“But it is not, it is rising, and the emergence of a new strain of the virus has introduced further potential jeopardy.

“Members of the public can and should mitigate the impact of the third wave by being as careful as possible over the next few months.

“But many will see the lifting of restrictions over Christmas as permission to drop their guard.”

It said the government need to “reverse” its Christmas decision and extend the tiers over Christmas.

“But many will see the lifting of restrictions over Christmas as permission to drop their guard.

“It should now reverse its rash decision to allow household mixing and instead extend the tiers over the five-day Christmas period in order to bring numbers down in the advance of a likely third wave.”

Urgent talks are taking place between the leaders of the devolved administrations and Cabinet Office Minister Michael Gove.

Scotland’s First Minister Nicola Sturgeon argued there is a case for lessening the planned freedoms for the festive period to combat a rise in infections and indicated she could break with the four-nations approach.

But her Welsh counterpart Mark Drakeford said the current plans were a “hard-won agreement” and that he will “not lightly put it aside” ahead of the meeting on Tuesday.

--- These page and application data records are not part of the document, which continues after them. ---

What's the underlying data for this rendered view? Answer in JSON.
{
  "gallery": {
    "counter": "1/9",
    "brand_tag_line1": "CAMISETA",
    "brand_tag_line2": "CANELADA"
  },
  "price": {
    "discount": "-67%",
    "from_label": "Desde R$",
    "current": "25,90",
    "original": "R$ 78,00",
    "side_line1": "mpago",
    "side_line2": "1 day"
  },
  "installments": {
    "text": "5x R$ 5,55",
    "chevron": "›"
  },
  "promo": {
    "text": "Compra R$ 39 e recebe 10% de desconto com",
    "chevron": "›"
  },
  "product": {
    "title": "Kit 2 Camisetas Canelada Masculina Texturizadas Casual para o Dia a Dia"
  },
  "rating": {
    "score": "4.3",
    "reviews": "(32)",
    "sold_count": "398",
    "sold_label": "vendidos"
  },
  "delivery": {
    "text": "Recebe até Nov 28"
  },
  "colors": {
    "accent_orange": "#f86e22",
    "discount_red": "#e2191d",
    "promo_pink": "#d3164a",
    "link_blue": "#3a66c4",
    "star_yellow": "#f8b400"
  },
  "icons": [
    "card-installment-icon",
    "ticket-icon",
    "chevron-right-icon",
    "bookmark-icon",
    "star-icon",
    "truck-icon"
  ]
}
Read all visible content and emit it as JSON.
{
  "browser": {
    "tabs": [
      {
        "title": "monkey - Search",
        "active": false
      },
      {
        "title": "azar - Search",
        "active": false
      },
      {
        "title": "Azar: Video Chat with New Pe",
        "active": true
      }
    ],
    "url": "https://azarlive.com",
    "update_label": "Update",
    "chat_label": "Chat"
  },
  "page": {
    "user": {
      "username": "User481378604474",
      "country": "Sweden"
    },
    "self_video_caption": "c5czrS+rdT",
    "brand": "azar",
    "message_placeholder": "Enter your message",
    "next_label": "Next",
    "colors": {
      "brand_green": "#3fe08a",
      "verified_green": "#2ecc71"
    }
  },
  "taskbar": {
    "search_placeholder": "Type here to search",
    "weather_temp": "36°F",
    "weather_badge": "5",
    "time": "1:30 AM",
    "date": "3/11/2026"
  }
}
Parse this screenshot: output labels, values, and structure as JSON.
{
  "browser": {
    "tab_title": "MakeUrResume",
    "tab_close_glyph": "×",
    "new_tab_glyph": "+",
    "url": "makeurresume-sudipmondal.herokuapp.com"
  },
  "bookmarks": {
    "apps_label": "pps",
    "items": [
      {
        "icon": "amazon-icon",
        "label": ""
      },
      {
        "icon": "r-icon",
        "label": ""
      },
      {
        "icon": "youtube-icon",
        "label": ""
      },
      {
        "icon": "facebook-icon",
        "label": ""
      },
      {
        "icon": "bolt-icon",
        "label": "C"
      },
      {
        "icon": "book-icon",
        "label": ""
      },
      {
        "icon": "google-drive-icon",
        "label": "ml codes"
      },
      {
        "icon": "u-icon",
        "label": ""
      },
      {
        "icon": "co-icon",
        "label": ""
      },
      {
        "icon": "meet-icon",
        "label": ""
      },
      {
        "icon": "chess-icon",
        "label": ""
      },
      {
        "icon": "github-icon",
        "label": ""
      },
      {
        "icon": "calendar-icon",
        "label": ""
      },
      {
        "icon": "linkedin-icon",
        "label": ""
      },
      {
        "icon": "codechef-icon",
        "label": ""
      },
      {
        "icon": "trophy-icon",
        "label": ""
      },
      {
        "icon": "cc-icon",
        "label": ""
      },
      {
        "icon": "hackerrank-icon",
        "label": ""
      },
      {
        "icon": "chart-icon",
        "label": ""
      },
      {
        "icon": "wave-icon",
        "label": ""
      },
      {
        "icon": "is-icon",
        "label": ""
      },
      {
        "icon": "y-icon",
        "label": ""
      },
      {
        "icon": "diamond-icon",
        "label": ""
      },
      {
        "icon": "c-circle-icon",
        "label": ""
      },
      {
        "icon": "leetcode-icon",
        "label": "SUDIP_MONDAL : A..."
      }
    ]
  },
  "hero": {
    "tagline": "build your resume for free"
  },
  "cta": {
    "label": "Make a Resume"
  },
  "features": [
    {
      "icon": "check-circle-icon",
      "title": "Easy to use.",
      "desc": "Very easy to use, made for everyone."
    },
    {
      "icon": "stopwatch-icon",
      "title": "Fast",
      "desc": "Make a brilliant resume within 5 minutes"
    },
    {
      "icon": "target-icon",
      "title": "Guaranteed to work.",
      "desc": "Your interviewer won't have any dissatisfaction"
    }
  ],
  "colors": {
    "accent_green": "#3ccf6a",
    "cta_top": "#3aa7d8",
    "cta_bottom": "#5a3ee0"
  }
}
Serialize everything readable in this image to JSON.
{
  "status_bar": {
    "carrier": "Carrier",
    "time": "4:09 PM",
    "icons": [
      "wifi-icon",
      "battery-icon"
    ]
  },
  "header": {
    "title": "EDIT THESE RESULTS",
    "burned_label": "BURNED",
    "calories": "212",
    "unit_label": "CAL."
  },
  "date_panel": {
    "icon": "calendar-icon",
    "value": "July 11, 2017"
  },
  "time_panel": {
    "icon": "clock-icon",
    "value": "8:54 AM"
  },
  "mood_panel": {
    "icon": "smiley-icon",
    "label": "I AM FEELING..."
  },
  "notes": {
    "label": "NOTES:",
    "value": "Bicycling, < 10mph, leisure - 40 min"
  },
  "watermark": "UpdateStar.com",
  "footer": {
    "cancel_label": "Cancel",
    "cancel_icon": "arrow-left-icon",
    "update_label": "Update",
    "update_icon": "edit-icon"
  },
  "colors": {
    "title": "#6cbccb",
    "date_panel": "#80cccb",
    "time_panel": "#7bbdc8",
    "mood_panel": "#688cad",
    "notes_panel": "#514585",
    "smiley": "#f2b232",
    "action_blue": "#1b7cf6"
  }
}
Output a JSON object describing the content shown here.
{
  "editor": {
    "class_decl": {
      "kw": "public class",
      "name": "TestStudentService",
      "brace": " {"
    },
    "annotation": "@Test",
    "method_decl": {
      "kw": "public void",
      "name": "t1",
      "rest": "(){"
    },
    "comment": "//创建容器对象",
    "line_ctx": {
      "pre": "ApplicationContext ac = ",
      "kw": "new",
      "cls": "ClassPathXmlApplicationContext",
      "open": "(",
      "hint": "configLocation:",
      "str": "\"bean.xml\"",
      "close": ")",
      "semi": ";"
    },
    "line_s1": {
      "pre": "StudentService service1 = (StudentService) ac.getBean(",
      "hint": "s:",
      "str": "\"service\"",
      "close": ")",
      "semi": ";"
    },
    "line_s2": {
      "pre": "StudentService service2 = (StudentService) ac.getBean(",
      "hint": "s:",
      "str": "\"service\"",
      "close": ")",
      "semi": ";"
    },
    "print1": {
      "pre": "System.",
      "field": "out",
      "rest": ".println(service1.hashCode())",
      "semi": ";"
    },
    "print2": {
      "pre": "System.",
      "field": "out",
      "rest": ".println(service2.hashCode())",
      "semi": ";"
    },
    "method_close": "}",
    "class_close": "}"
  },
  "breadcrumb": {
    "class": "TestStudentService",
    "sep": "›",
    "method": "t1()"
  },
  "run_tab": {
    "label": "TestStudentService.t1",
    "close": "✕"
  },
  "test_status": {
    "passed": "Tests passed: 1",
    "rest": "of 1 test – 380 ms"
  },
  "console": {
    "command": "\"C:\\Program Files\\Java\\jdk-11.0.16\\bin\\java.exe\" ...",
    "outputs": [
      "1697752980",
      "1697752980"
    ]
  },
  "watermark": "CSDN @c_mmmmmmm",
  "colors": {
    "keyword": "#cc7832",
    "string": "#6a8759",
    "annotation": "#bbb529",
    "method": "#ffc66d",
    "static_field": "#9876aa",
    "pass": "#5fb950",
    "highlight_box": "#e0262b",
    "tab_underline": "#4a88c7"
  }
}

Downing Street conceded that the planned five-day Christmas easing to allow three households to mix indoors between December 23-27 was being kept “under constant review”.